▸ **EXERCISE**
Return the entries exactly as they appear.

== Segment start ==

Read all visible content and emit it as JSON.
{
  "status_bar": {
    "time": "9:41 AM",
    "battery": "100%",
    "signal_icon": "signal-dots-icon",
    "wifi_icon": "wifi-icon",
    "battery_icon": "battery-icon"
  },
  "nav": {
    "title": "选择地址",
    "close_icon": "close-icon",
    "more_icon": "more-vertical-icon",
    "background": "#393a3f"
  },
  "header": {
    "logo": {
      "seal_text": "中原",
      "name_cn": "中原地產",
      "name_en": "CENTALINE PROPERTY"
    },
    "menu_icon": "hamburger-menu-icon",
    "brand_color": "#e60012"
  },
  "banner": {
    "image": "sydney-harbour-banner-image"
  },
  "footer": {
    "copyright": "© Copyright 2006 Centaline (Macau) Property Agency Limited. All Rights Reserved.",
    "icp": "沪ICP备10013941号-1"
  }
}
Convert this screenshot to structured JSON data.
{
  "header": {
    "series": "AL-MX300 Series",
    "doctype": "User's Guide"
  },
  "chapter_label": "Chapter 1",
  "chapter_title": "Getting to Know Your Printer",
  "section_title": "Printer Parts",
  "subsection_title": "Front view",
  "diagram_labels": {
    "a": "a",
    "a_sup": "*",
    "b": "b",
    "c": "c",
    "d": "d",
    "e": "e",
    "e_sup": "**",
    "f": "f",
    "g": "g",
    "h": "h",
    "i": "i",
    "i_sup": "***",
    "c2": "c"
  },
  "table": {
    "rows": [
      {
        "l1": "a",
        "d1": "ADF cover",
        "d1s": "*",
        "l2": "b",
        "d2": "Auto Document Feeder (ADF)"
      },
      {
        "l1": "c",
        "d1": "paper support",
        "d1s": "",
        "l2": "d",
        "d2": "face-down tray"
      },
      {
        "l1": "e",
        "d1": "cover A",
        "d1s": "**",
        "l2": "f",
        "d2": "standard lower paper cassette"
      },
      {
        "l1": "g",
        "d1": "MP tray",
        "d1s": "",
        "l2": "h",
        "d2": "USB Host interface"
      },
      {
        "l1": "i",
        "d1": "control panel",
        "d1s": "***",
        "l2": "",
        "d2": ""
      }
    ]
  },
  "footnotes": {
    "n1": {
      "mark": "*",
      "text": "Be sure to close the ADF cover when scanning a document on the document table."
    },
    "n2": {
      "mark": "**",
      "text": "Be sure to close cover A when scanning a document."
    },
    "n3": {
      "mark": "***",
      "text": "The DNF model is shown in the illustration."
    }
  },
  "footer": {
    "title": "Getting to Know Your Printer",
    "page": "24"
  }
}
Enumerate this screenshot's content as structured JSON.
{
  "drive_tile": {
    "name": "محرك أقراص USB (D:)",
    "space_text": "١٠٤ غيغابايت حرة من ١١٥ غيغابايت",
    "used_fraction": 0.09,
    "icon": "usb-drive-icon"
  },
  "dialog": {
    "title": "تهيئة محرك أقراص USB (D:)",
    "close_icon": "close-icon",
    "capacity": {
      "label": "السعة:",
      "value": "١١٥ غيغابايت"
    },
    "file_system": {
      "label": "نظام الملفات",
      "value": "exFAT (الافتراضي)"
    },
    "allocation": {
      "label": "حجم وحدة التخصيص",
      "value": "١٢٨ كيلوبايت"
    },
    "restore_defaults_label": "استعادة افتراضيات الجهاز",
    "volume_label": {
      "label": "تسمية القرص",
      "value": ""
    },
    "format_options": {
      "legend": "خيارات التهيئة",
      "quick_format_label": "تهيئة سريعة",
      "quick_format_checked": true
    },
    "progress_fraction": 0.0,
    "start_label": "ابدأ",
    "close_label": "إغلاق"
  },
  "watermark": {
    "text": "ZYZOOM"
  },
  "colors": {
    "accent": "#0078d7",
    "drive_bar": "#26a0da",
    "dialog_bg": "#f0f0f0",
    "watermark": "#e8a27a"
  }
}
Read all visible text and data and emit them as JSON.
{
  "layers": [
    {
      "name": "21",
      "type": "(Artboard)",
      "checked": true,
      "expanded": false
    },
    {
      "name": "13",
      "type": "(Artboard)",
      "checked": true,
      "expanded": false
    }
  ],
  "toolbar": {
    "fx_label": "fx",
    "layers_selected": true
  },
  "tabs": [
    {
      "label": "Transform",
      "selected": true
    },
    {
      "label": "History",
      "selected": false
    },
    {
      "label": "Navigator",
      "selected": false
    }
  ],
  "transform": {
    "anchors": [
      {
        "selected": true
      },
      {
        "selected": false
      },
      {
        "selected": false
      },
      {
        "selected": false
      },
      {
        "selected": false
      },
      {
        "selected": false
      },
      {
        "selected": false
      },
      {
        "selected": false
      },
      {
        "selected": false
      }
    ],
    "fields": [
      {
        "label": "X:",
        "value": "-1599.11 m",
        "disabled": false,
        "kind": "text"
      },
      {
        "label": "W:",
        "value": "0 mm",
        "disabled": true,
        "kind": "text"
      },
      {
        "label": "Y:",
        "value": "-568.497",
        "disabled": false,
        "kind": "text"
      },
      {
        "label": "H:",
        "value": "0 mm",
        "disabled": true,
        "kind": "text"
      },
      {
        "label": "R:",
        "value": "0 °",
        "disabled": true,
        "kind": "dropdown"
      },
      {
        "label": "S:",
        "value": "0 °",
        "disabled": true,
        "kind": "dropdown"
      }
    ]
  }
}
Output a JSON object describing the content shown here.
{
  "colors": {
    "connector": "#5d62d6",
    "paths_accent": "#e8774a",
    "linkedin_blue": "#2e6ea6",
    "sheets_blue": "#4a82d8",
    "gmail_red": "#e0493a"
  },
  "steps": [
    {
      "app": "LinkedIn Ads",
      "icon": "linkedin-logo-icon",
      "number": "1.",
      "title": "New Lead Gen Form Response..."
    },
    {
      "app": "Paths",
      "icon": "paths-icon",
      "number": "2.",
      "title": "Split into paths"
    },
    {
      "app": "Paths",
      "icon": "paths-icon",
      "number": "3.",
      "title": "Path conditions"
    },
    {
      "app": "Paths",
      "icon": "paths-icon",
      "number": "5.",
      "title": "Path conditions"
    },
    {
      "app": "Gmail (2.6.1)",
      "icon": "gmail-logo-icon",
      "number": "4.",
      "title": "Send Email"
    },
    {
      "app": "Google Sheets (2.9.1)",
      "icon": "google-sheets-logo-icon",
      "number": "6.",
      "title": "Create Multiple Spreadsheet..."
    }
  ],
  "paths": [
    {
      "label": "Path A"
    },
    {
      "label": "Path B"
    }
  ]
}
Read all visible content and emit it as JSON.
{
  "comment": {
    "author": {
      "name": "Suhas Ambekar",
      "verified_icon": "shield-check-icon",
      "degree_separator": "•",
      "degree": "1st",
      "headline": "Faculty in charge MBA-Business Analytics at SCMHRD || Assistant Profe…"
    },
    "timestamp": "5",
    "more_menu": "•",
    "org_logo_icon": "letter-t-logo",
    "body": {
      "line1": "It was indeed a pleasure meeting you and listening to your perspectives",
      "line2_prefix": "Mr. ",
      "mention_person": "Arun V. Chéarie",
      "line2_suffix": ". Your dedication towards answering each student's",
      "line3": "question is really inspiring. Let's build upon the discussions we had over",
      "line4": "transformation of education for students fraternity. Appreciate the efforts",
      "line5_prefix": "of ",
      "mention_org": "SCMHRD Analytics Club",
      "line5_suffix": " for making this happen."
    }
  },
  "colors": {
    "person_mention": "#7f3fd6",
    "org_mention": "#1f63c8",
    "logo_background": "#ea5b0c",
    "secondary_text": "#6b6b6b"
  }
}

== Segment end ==

▸ **OUTPUT OF THE EXERCISE**
Read all visible content and emit it as JSON.
{
  "status_bar": {
    "time": "9:41 AM",
    "battery": "100%",
    "signal_icon": "signal-dots-icon",
    "wifi_icon": "wifi-icon",
    "battery_icon": "battery-icon"
  },
  "nav": {
    "title": "选择地址",
    "close_icon": "close-icon",
    "more_icon": "more-vertical-icon",
    "background": "#393a3f"
  },
  "header": {
    "logo": {
      "seal_text": "中原",
      "name_cn": "中原地產",
      "name_en": "CENTALINE PROPERTY"
    },
    "menu_icon": "hamburger-menu-icon",
    "brand_color": "#e60012"
  },
  "banner": {
    "image": "sydney-harbour-banner-image"
  },
  "footer": {
    "copyright": "© Copyright 2006 Centaline (Macau) Property Agency Limited. All Rights Reserved.",
    "icp": "沪ICP备10013941号-1"
  }
}
Convert this screenshot to structured JSON data.
{
  "header": {
    "series": "AL-MX300 Series",
    "doctype": "User's Guide"
  },
  "chapter_label": "Chapter 1",
  "chapter_title": "Getting to Know Your Printer",
  "section_title": "Printer Parts",
  "subsection_title": "Front view",
  "diagram_labels": {
    "a": "a",
    "a_sup": "*",
    "b": "b",
    "c": "c",
    "d": "d",
    "e": "e",
    "e_sup": "**",
    "f": "f",
    "g": "g",
    "h": "h",
    "i": "i",
    "i_sup": "***",
    "c2": "c"
  },
  "table": {
    "rows": [
      {
        "l1": "a",
        "d1": "ADF cover",
        "d1s": "*",
        "l2": "b",
        "d2": "Auto Document Feeder (ADF)"
      },
      {
        "l1": "c",
        "d1": "paper support",
        "d1s": "",
        "l2": "d",
        "d2": "face-down tray"
      },
      {
        "l1": "e",
        "d1": "cover A",
        "d1s": "**",
        "l2": "f",
        "d2": "standard lower paper cassette"
      },
      {
        "l1": "g",
        "d1": "MP tray",
        "d1s": "",
        "l2": "h",
        "d2": "USB Host interface"
      },
      {
        "l1": "i",
        "d1": "control panel",
        "d1s": "***",
        "l2": "",
        "d2": ""
      }
    ]
  },
  "footnotes": {
    "n1": {
      "mark": "*",
      "text": "Be sure to close the ADF cover when scanning a document on the document table."
    },
    "n2": {
      "mark": "**",
      "text": "Be sure to close cover A when scanning a document."
    },
    "n3": {
      "mark": "***",
      "text": "The DNF model is shown in the illustration."
    }
  },
  "footer": {
    "title": "Getting to Know Your Printer",
    "page": "24"
  }
}
Enumerate this screenshot's content as structured JSON.
{
  "drive_tile": {
    "name": "محرك أقراص USB (D:)",
    "space_text": "١٠٤ غيغابايت حرة من ١١٥ غيغابايت",
    "used_fraction": 0.09,
    "icon": "usb-drive-icon"
  },
  "dialog": {
    "title": "تهيئة محرك أقراص USB (D:)",
    "close_icon": "close-icon",
    "capacity": {
      "label": "السعة:",
      "value": "١١٥ غيغابايت"
    },
    "file_system": {
      "label": "نظام الملفات",
      "value": "exFAT (الافتراضي)"
    },
    "allocation": {
      "label": "حجم وحدة التخصيص",
      "value": "١٢٨ كيلوبايت"
    },
    "restore_defaults_label": "استعادة افتراضيات الجهاز",
    "volume_label": {
      "label": "تسمية القرص",
      "value": ""
    },
    "format_options": {
      "legend": "خيارات التهيئة",
      "quick_format_label": "تهيئة سريعة",
      "quick_format_checked": true
    },
    "progress_fraction": 0.0,
    "start_label": "ابدأ",
    "close_label": "إغلاق"
  },
  "watermark": {
    "text": "ZYZOOM"
  },
  "colors": {
    "accent": "#0078d7",
    "drive_bar": "#26a0da",
    "dialog_bg": "#f0f0f0",
    "watermark": "#e8a27a"
  }
}
Read all visible text and data and emit them as JSON.
{
  "layers": [
    {
      "name": "21",
      "type": "(Artboard)",
      "checked": true,
      "expanded": false
    },
    {
      "name": "13",
      "type": "(Artboard)",
      "checked": true,
      "expanded": false
    }
  ],
  "toolbar": {
    "fx_label": "fx",
    "layers_selected": true
  },
  "tabs": [
    {
      "label": "Transform",
      "selected": true
    },
    {
      "label": "History",
      "selected": false
    },
    {
      "label": "Navigator",
      "selected": false
    }
  ],
  "transform": {
    "anchors": [
      {
        "selected": true
      },
      {
        "selected": false
      },
      {
        "selected": false
      },
      {
        "selected": false
      },
      {
        "selected": false
      },
      {
        "selected": false
      },
      {
        "selected": false
      },
      {
        "selected": false
      },
      {
        "selected": false
      }
    ],
    "fields": [
      {
        "label": "X:",
        "value": "-1599.11 m",
        "disabled": false,
        "kind": "text"
      },
      {
        "label": "W:",
        "value": "0 mm",
        "disabled": true,
        "kind": "text"
      },
      {
        "label": "Y:",
        "value": "-568.497",
        "disabled": false,
        "kind": "text"
      },
      {
        "label": "H:",
        "value": "0 mm",
        "disabled": true,
        "kind": "text"
      },
      {
        "label": "R:",
        "value": "0 °",
        "disabled": true,
        "kind": "dropdown"
      },
      {
        "label": "S:",
        "value": "0 °",
        "disabled": true,
        "kind": "dropdown"
      }
    ]
  }
}
Output a JSON object describing the content shown here.
{
  "colors": {
    "connector": "#5d62d6",
    "paths_accent": "#e8774a",
    "linkedin_blue": "#2e6ea6",
    "sheets_blue": "#4a82d8",
    "gmail_red": "#e0493a"
  },
  "steps": [
    {
      "app": "LinkedIn Ads",
      "icon": "linkedin-logo-icon",
      "number": "1.",
      "title": "New Lead Gen Form Response..."
    },
    {
      "app": "Paths",
      "icon": "paths-icon",
      "number": "2.",
      "title": "Split into paths"
    },
    {
      "app": "Paths",
      "icon": "paths-icon",
      "number": "3.",
      "title": "Path conditions"
    },
    {
      "app": "Paths",
      "icon": "paths-icon",
      "number": "5.",
      "title": "Path conditions"
    },
    {
      "app": "Gmail (2.6.1)",
      "icon": "gmail-logo-icon",
      "number": "4.",
      "title": "Send Email"
    },
    {
      "app": "Google Sheets (2.9.1)",
      "icon": "google-sheets-logo-icon",
      "number": "6.",
      "title": "Create Multiple Spreadsheet..."
    }
  ],
  "paths": [
    {
      "label": "Path A"
    },
    {
      "label": "Path B"
    }
  ]
}
Read all visible content and emit it as JSON.
{
  "comment": {
    "author": {
      "name": "Suhas Ambekar",
      "verified_icon": "shield-check-icon",
      "degree_separator": "•",
      "degree": "1st",
      "headline": "Faculty in charge MBA-Business Analytics at SCMHRD || Assistant Profe…"
    },
    "timestamp": "5",
    "more_menu": "•",
    "org_logo_icon": "letter-t-logo",
    "body": {
      "line1": "It was indeed a pleasure meeting you and listening to your perspectives",
      "line2_prefix": "Mr. ",
      "mention_person": "Arun V. Chéarie",
      "line2_suffix": ". Your dedication towards answering each student's",
      "line3": "question is really inspiring. Let's build upon the discussions we had over",
      "line4": "transformation of education for students fraternity. Appreciate the efforts",
      "line5_prefix": "of ",
      "mention_org": "SCMHRD Analytics Club",
      "line5_suffix": " for making this happen."
    }
  },
  "colors": {
    "person_mention": "#7f3fd6",
    "org_mention": "#1f63c8",
    "logo_background": "#ea5b0c",
    "secondary_text": "#6b6b6b"
  }
}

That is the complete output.